When Bioshock Infinite came out there was quite a lot of talk. There was praise, there was debate, and there was also a lot of misplaced umbrage. It was a game worth considering, though, for many reasons. It was big, beautiful, and it was trying, if not succeeding, at a lot of very big, very weird ideas. Burial at Sea: Episode 1 will give birth to no such debate.

On the whole Burial at Sea is. . . alright. It's Rapture, it's vigors plasmids, it's Elizabeth and Booker on a new adventure (but not really), and Sandor Cohen shows up, and it isn't much else than that. By featuring these characters and featuring this world 2K has created a world that seems to say "Hey, here I am!" and not much else. Good for it. After the explanation of the title "Infinite" to go back to a city (albeit a well loved city) is anti-climatic to say the least.

While this incarnation of the Elizabeth/Booker/Comstock relationship has a particularly brutal origin, it fails to do anything with it (again: this only gets worse when you consider where our heroes were left at the end of Infinite). By the time the big twists of Episode 1 are are made, the game is over and you're left with a distinct sense of confusion. Why is Elizabeth here? Why is she kind of a bitch all of the sudden? Where are the twins in all this? Why is this so by the numbers?

It happened. It's over. The end. See you next time! (Because you know you are going to play the next episode and that's one of the more frustrating things about this DLC. They've got you and you know it.)

Though, the game isn't an abject failure. The combat is still enjoyable (and with samurai warriors, for some reason) and Rapture, as overplayed as it might be, is still a beautiful, amazing place. One side-quest even hints at the highs experienced in Infinite. In this quest, you're made to follow a man who, after designing the department store/prison that the action takes place in for Andrew Ryan, was then abandoned by his employer to the men he sought to condemn. It's the old Bioshock chestnut of "It wasn't supposed to be like this!" Yet, like Rapture's art deco designs and Big Daddies, it's an old tune that works.

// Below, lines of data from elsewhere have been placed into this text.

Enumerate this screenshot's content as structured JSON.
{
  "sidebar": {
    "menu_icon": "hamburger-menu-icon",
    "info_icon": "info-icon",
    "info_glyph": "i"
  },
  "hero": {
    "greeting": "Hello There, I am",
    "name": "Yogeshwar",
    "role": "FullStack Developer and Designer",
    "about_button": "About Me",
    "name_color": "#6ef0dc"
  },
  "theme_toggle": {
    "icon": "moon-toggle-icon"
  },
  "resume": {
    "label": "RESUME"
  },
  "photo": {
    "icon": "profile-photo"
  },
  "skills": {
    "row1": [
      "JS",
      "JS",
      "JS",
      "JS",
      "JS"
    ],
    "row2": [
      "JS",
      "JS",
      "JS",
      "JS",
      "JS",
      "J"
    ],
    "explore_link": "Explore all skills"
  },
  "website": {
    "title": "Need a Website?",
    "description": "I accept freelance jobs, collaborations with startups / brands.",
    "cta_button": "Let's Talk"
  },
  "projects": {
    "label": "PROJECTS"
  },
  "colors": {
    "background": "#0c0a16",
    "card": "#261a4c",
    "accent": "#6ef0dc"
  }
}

And it works in this case because that trope is played well all the way to its conclusion, which reminded me of one of the more tragic quests you would get in a Fallout game.

Of course, that mission comes to an end about half of the way through the main game, leaving you with three or four other storylines that don't seem to go anywhere (or do they? And do I care?).

Burial at Sea: Episode 1 fails to deliver either the highs or the lows that the game proper delivered when it first came out. It even fails to match the quality of Bioshock 2's much lauded DLC, Minerva's Den. As much as Minerva's Den played and looked like an expansion pack of a better game, it had a complete story that was worth seeing to the end. They tried to do something with this second-tier sequel and they succeeded. In this case, what we have is  an episode that doesn't work because it failed to reach for something bigger, weirder, bolder. It just aimed for the expected and it hit it. What were are given instead is something that is acceptable, pallatable. And I suppose that isn't the worst thing in the world.

(Also, what's the proper title for this DLC? Bioshock Infinite: Burial at Sea: Episode 1?)